* Supplied information
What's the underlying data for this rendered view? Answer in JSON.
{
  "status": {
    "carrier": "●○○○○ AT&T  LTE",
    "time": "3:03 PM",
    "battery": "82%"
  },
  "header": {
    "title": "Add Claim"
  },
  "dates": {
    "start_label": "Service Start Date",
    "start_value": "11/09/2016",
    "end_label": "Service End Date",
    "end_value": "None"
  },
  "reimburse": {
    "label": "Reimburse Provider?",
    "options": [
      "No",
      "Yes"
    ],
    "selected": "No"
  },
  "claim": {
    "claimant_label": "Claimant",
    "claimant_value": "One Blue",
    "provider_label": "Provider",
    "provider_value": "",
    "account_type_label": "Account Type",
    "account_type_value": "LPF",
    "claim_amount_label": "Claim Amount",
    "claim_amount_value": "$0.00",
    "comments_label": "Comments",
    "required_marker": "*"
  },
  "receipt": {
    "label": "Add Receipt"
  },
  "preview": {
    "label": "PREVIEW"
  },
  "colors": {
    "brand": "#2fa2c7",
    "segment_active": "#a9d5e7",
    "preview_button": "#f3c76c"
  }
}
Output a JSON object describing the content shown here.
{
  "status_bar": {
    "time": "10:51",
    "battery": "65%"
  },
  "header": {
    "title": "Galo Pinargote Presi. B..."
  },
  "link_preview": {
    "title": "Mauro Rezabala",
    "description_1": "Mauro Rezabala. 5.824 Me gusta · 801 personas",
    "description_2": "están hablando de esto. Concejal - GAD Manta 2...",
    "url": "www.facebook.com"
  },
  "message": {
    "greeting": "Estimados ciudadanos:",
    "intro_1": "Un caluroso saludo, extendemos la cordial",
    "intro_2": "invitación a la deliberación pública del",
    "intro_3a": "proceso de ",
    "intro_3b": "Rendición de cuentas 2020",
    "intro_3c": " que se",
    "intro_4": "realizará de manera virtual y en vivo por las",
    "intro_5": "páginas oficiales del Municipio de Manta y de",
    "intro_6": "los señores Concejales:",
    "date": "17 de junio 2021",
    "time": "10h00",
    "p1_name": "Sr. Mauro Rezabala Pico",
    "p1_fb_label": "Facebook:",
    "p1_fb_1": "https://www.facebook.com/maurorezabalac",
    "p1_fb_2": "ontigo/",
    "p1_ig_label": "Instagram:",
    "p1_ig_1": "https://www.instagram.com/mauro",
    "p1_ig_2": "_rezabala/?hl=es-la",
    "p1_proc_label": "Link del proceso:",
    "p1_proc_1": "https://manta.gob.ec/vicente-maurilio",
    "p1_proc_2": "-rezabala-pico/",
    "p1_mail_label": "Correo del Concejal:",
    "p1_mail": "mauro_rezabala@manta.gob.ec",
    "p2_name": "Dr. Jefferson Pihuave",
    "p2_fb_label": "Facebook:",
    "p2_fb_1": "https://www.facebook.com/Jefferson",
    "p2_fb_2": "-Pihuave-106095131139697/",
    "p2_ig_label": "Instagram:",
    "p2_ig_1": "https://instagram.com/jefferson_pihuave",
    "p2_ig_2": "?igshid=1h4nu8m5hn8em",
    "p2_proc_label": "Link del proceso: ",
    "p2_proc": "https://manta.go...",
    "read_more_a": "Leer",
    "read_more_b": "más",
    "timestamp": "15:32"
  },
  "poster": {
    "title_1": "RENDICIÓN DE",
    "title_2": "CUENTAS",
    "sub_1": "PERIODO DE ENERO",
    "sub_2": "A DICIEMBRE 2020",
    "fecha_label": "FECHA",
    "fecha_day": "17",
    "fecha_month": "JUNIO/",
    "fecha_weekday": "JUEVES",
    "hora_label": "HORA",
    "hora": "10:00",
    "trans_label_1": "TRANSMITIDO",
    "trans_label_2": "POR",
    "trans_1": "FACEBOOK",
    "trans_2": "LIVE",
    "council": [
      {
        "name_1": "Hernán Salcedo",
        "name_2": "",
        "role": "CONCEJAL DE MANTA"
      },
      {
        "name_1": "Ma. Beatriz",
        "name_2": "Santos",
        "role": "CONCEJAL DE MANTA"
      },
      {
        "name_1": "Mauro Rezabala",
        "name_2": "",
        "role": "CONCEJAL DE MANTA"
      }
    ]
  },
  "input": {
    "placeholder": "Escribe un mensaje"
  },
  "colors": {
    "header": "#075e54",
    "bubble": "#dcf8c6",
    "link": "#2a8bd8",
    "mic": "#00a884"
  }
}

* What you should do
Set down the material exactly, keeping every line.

* Exercise response
What's the underlying data for this rendered view? Answer in JSON.
{
  "status": {
    "carrier": "●○○○○ AT&T  LTE",
    "time": "3:03 PM",
    "battery": "82%"
  },
  "header": {
    "title": "Add Claim"
  },
  "dates": {
    "start_label": "Service Start Date",
    "start_value": "11/09/2016",
    "end_label": "Service End Date",
    "end_value": "None"
  },
  "reimburse": {
    "label": "Reimburse Provider?",
    "options": [
      "No",
      "Yes"
    ],
    "selected": "No"
  },
  "claim": {
    "claimant_label": "Claimant",
    "claimant_value": "One Blue",
    "provider_label": "Provider",
    "provider_value": "",
    "account_type_label": "Account Type",
    "account_type_value": "LPF",
    "claim_amount_label": "Claim Amount",
    "claim_amount_value": "$0.00",
    "comments_label": "Comments",
    "required_marker": "*"
  },
  "receipt": {
    "label": "Add Receipt"
  },
  "preview": {
    "label": "PREVIEW"
  },
  "colors": {
    "brand": "#2fa2c7",
    "segment_active": "#a9d5e7",
    "preview_button": "#f3c76c"
  }
}
Output a JSON object describing the content shown here.
{
  "status_bar": {
    "time": "10:51",
    "battery": "65%"
  },
  "header": {
    "title": "Galo Pinargote Presi. B..."
  },
  "link_preview": {
    "title": "Mauro Rezabala",
    "description_1": "Mauro Rezabala. 5.824 Me gusta · 801 personas",
    "description_2": "están hablando de esto. Concejal - GAD Manta 2...",
    "url": "www.facebook.com"
  },
  "message": {
    "greeting": "Estimados ciudadanos:",
    "intro_1": "Un caluroso saludo, extendemos la cordial",
    "intro_2": "invitación a la deliberación pública del",
    "intro_3a": "proceso de ",
    "intro_3b": "Rendición de cuentas 2020",
    "intro_3c": " que se",
    "intro_4": "realizará de manera virtual y en vivo por las",
    "intro_5": "páginas oficiales del Municipio de Manta y de",
    "intro_6": "los señores Concejales:",
    "date": "17 de junio 2021",
    "time": "10h00",
    "p1_name": "Sr. Mauro Rezabala Pico",
    "p1_fb_label": "Facebook:",
    "p1_fb_1": "https://www.facebook.com/maurorezabalac",
    "p1_fb_2": "ontigo/",
    "p1_ig_label": "Instagram:",
    "p1_ig_1": "https://www.instagram.com/mauro",
    "p1_ig_2": "_rezabala/?hl=es-la",
    "p1_proc_label": "Link del proceso:",
    "p1_proc_1": "https://manta.gob.ec/vicente-maurilio",
    "p1_proc_2": "-rezabala-pico/",
    "p1_mail_label": "Correo del Concejal:",
    "p1_mail": "mauro_rezabala@manta.gob.ec",
    "p2_name": "Dr. Jefferson Pihuave",
    "p2_fb_label": "Facebook:",
    "p2_fb_1": "https://www.facebook.com/Jefferson",
    "p2_fb_2": "-Pihuave-106095131139697/",
    "p2_ig_label": "Instagram:",
    "p2_ig_1": "https://instagram.com/jefferson_pihuave",
    "p2_ig_2": "?igshid=1h4nu8m5hn8em",
    "p2_proc_label": "Link del proceso: ",
    "p2_proc": "https://manta.go...",
    "read_more_a": "Leer",
    "read_more_b": "más",
    "timestamp": "15:32"
  },
  "poster": {
    "title_1": "RENDICIÓN DE",
    "title_2": "CUENTAS",
    "sub_1": "PERIODO DE ENERO",
    "sub_2": "A DICIEMBRE 2020",
    "fecha_label": "FECHA",
    "fecha_day": "17",
    "fecha_month": "JUNIO/",
    "fecha_weekday": "JUEVES",
    "hora_label": "HORA",
    "hora": "10:00",
    "trans_label_1": "TRANSMITIDO",
    "trans_label_2": "POR",
    "trans_1": "FACEBOOK",
    "trans_2": "LIVE",
    "council": [
      {
        "name_1": "Hernán Salcedo",
        "name_2": "",
        "role": "CONCEJAL DE MANTA"
      },
      {
        "name_1": "Ma. Beatriz",
        "name_2": "Santos",
        "role": "CONCEJAL DE MANTA"
      },
      {
        "name_1": "Mauro Rezabala",
        "name_2": "",
        "role": "CONCEJAL DE MANTA"
      }
    ]
  },
  "input": {
    "placeholder": "Escribe un mensaje"
  },
  "colors": {
    "header": "#075e54",
    "bubble": "#dcf8c6",
    "link": "#2a8bd8",
    "mic": "#00a884"
  }
}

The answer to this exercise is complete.